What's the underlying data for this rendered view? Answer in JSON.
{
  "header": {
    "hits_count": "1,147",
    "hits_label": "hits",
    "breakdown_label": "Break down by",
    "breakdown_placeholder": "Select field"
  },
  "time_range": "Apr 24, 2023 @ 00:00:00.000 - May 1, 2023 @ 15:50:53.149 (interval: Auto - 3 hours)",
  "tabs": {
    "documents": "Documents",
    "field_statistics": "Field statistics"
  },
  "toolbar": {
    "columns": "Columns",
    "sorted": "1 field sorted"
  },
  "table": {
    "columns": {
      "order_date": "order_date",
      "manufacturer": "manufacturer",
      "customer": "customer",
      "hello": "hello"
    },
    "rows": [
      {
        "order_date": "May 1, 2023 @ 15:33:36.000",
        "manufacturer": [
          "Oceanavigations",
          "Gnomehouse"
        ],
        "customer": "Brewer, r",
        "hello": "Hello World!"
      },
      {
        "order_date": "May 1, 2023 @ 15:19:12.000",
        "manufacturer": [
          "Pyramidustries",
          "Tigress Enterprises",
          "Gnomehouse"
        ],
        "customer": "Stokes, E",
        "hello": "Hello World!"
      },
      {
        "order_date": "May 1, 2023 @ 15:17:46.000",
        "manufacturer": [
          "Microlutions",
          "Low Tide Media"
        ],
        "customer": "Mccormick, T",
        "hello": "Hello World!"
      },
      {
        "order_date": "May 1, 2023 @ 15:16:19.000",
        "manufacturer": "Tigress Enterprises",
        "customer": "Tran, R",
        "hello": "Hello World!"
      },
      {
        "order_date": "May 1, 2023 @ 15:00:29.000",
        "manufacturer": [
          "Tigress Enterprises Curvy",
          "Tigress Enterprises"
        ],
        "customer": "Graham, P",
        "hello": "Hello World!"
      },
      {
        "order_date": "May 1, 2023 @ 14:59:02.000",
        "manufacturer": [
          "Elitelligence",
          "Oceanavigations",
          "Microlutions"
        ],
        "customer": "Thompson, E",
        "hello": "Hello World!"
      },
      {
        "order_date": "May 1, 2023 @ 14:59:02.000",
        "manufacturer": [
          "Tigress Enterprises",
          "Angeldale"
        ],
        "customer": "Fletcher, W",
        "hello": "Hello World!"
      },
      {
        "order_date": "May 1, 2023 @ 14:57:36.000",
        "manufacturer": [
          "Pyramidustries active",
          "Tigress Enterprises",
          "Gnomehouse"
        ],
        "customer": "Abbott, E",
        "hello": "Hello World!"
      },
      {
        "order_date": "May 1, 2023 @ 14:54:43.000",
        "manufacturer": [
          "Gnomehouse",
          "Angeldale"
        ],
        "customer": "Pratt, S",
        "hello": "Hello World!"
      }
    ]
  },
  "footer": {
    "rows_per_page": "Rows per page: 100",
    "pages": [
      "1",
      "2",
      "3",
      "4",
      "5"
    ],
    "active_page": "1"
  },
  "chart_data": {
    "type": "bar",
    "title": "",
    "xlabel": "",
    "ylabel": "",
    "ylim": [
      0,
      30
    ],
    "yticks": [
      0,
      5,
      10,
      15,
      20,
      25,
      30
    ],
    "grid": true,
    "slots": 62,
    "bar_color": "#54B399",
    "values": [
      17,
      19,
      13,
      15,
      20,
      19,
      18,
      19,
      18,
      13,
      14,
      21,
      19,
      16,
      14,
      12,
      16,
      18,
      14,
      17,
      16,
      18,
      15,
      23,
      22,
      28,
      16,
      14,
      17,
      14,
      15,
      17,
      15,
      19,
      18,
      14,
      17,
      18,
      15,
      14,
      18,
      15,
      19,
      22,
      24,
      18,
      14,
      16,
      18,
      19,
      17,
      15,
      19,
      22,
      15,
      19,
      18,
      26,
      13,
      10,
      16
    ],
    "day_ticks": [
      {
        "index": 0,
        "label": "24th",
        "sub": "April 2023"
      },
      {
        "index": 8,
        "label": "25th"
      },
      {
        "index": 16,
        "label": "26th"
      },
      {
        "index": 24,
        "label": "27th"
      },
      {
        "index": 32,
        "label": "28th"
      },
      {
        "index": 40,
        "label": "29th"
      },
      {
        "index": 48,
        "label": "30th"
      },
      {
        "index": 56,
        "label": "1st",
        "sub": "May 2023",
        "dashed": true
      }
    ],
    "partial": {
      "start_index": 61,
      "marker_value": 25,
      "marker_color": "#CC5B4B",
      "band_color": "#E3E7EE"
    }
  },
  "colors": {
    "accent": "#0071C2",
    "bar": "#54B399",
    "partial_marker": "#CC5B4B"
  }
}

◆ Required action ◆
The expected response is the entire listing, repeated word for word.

◆ The answer ◆
What's the underlying data for this rendered view? Answer in JSON.
{
  "header": {
    "hits_count": "1,147",
    "hits_label": "hits",
    "breakdown_label": "Break down by",
    "breakdown_placeholder": "Select field"
  },
  "time_range": "Apr 24, 2023 @ 00:00:00.000 - May 1, 2023 @ 15:50:53.149 (interval: Auto - 3 hours)",
  "tabs": {
    "documents": "Documents",
    "field_statistics": "Field statistics"
  },
  "toolbar": {
    "columns": "Columns",
    "sorted": "1 field sorted"
  },
  "table": {
    "columns": {
      "order_date": "order_date",
      "manufacturer": "manufacturer",
      "customer": "customer",
      "hello": "hello"
    },
    "rows": [
      {
        "order_date": "May 1, 2023 @ 15:33:36.000",
        "manufacturer": [
          "Oceanavigations",
          "Gnomehouse"
        ],
        "customer": "Brewer, r",
        "hello": "Hello World!"
      },
      {
        "order_date": "May 1, 2023 @ 15:19:12.000",
        "manufacturer": [
          "Pyramidustries",
          "Tigress Enterprises",
          "Gnomehouse"
        ],
        "customer": "Stokes, E",
        "hello": "Hello World!"
      },
      {
        "order_date": "May 1, 2023 @ 15:17:46.000",
        "manufacturer": [
          "Microlutions",
          "Low Tide Media"
        ],
        "customer": "Mccormick, T",
        "hello": "Hello World!"
      },
      {
        "order_date": "May 1, 2023 @ 15:16:19.000",
        "manufacturer": "Tigress Enterprises",
        "customer": "Tran, R",
        "hello": "Hello World!"
      },
      {
        "order_date": "May 1, 2023 @ 15:00:29.000",
        "manufacturer": [
          "Tigress Enterprises Curvy",
          "Tigress Enterprises"
        ],
        "customer": "Graham, P",
        "hello": "Hello World!"
      },
      {
        "order_date": "May 1, 2023 @ 14:59:02.000",
        "manufacturer": [
          "Elitelligence",
          "Oceanavigations",
          "Microlutions"
        ],
        "customer": "Thompson, E",
        "hello": "Hello World!"
      },
      {
        "order_date": "May 1, 2023 @ 14:59:02.000",
        "manufacturer": [
          "Tigress Enterprises",
          "Angeldale"
        ],
        "customer": "Fletcher, W",
        "hello": "Hello World!"
      },
      {
        "order_date": "May 1, 2023 @ 14:57:36.000",
        "manufacturer": [
          "Pyramidustries active",
          "Tigress Enterprises",
          "Gnomehouse"
        ],
        "customer": "Abbott, E",
        "hello": "Hello World!"
      },
      {
        "order_date": "May 1, 2023 @ 14:54:43.000",
        "manufacturer": [
          "Gnomehouse",
          "Angeldale"
        ],
        "customer": "Pratt, S",
        "hello": "Hello World!"
      }
    ]
  },
  "footer": {
    "rows_per_page": "Rows per page: 100",
    "pages": [
      "1",
      "2",
      "3",
      "4",
      "5"
    ],
    "active_page": "1"
  },
  "chart_data": {
    "type": "bar",
    "title": "",
    "xlabel": "",
    "ylabel": "",
    "ylim": [
      0,
      30
    ],
    "yticks": [
      0,
      5,
      10,
      15,
      20,
      25,
      30
    ],
    "grid": true,
    "slots": 62,
    "bar_color": "#54B399",
    "values": [
      17,
      19,
      13,
      15,
      20,
      19,
      18,
      19,
      18,
      13,
      14,
      21,
      19,
      16,
      14,
      12,
      16,
      18,
      14,
      17,
      16,
      18,
      15,
      23,
      22,
      28,
      16,
      14,
      17,
      14,
      15,
      17,
      15,
      19,
      18,
      14,
      17,
      18,
      15,
      14,
      18,
      15,
      19,
      22,
      24,
      18,
      14,
      16,
      18,
      19,
      17,
      15,
      19,
      22,
      15,
      19,
      18,
      26,
      13,
      10,
      16
    ],
    "day_ticks": [
      {
        "index": 0,
        "label": "24th",
        "sub": "April 2023"
      },
      {
        "index": 8,
        "label": "25th"
      },
      {
        "index": 16,
        "label": "26th"
      },
      {
        "index": 24,
        "label": "27th"
      },
      {
        "index": 32,
        "label": "28th"
      },
      {
        "index": 40,
        "label": "29th"
      },
      {
        "index": 48,
        "label": "30th"
      },
      {
        "index": 56,
        "label": "1st",
        "sub": "May 2023",
        "dashed": true
      }
    ],
    "partial": {
      "start_index": 61,
      "marker_value": 25,
      "marker_color": "#CC5B4B",
      "band_color": "#E3E7EE"
    }
  },
  "colors": {
    "accent": "#0071C2",
    "bar": "#54B399",
    "partial_marker": "#CC5B4B"
  }
}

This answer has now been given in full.